[[ Task input, beginning ]]

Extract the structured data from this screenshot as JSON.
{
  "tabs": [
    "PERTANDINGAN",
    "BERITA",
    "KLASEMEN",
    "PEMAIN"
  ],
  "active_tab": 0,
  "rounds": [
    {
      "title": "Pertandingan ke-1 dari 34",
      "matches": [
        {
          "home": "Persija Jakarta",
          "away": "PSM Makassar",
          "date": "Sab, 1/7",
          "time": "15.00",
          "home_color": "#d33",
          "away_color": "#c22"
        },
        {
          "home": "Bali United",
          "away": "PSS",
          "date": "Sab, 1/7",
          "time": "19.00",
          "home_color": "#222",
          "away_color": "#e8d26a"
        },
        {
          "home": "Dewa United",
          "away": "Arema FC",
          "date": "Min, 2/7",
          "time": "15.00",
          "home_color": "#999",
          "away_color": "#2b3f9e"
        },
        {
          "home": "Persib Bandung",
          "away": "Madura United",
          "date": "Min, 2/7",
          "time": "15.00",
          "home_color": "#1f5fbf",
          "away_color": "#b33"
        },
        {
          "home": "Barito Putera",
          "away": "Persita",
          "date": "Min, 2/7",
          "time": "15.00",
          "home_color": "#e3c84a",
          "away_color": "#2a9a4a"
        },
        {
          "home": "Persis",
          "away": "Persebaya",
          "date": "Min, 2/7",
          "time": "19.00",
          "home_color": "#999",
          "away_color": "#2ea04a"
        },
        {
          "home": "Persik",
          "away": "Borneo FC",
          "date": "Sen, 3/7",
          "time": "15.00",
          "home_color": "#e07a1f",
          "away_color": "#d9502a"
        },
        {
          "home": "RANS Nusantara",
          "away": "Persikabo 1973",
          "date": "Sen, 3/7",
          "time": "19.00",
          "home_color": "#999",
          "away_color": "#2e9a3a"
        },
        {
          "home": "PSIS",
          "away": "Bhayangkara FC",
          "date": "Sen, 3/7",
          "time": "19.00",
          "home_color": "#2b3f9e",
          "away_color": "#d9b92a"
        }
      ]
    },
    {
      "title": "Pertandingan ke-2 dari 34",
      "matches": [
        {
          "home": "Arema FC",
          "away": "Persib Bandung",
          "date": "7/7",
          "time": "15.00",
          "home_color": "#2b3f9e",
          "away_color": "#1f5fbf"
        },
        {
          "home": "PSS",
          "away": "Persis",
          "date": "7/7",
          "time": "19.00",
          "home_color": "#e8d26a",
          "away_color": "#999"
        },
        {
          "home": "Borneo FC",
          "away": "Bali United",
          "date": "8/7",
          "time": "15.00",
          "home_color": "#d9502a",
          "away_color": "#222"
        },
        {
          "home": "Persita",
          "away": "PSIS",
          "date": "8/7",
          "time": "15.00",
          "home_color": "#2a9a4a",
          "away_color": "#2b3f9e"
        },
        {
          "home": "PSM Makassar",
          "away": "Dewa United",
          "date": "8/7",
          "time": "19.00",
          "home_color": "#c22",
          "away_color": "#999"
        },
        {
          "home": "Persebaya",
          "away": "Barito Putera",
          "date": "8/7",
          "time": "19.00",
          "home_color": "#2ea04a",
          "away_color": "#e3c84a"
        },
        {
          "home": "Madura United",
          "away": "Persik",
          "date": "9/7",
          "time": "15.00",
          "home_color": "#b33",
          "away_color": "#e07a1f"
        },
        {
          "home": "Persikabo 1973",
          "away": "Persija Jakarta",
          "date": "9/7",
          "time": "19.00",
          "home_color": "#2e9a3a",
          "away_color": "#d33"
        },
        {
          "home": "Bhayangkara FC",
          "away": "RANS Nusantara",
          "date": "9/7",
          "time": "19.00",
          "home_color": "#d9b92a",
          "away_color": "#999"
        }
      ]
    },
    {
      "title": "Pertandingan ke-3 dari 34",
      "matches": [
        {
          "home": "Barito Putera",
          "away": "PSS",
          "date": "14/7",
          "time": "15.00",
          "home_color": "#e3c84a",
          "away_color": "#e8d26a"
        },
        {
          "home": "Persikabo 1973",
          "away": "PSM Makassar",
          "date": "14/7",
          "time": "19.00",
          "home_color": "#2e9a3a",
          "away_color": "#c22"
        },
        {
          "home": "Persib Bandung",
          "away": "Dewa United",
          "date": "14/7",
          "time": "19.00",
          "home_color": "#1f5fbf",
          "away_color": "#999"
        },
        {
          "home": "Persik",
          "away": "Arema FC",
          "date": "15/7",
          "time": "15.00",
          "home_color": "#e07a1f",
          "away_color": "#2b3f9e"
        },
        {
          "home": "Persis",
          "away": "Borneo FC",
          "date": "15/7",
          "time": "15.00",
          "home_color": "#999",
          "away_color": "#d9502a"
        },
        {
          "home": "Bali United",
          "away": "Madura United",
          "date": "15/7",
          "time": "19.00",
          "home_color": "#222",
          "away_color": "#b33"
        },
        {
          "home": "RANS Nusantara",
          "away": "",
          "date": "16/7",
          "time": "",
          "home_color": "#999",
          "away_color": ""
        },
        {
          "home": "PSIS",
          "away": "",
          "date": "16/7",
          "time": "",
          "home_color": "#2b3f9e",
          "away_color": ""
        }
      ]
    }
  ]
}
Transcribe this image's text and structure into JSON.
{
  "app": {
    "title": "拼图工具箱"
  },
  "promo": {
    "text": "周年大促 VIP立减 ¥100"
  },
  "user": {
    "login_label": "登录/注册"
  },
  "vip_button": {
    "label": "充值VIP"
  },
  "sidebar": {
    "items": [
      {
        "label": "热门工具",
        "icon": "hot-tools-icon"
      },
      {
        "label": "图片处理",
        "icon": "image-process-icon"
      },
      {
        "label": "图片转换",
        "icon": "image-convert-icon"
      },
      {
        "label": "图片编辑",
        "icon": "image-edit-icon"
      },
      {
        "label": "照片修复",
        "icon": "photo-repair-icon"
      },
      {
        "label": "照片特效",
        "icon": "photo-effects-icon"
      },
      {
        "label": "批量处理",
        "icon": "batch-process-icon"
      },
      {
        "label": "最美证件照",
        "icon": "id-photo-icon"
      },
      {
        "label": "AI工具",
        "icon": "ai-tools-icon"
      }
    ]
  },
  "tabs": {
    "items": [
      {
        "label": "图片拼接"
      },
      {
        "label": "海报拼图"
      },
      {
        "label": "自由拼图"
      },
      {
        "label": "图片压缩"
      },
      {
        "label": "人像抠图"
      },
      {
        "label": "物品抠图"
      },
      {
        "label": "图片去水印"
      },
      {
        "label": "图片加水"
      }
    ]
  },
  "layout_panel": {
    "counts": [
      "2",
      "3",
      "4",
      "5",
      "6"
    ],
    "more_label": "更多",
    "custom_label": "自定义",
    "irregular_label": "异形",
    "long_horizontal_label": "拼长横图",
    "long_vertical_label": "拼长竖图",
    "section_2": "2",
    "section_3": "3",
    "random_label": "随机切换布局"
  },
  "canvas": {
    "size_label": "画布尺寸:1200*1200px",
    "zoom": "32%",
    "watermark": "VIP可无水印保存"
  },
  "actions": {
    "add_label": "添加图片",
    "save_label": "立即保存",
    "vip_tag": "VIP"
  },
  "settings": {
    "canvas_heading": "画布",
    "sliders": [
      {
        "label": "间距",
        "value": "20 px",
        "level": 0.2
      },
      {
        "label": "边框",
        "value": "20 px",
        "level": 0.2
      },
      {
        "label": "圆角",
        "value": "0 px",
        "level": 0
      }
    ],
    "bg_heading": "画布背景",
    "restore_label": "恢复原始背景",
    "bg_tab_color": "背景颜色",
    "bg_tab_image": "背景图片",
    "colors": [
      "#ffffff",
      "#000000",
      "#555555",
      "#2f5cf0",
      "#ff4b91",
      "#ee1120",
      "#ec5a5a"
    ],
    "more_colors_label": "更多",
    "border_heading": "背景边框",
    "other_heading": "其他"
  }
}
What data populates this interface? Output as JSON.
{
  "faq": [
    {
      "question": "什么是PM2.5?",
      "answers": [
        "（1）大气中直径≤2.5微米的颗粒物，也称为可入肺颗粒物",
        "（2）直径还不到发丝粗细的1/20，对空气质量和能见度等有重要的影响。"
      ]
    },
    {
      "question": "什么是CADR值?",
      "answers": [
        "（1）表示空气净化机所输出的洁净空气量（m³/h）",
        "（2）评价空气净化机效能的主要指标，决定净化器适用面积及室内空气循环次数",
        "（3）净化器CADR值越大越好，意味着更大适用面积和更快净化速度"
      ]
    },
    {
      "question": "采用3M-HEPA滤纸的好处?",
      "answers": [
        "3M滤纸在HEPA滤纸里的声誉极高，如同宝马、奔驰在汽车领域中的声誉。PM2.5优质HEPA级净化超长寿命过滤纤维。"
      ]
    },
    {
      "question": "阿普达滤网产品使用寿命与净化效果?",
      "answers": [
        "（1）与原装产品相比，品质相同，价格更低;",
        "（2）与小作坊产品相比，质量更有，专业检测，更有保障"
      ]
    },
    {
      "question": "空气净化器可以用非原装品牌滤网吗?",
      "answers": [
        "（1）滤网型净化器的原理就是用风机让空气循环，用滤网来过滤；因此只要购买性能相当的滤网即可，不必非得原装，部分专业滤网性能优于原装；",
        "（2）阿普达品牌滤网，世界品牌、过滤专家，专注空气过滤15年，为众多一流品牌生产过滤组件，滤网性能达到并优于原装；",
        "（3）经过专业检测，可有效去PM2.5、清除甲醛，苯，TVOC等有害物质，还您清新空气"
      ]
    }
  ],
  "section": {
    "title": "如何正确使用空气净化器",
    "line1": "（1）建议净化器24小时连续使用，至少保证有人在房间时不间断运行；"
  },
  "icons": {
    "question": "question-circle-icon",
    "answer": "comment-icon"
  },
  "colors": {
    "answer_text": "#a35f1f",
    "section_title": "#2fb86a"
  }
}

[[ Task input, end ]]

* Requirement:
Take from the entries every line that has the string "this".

* Solution below:
Extract the structured data from this screenshot as JSON.
Transcribe this image's text and structure into JSON.
What data populates this interface? Output as JSON.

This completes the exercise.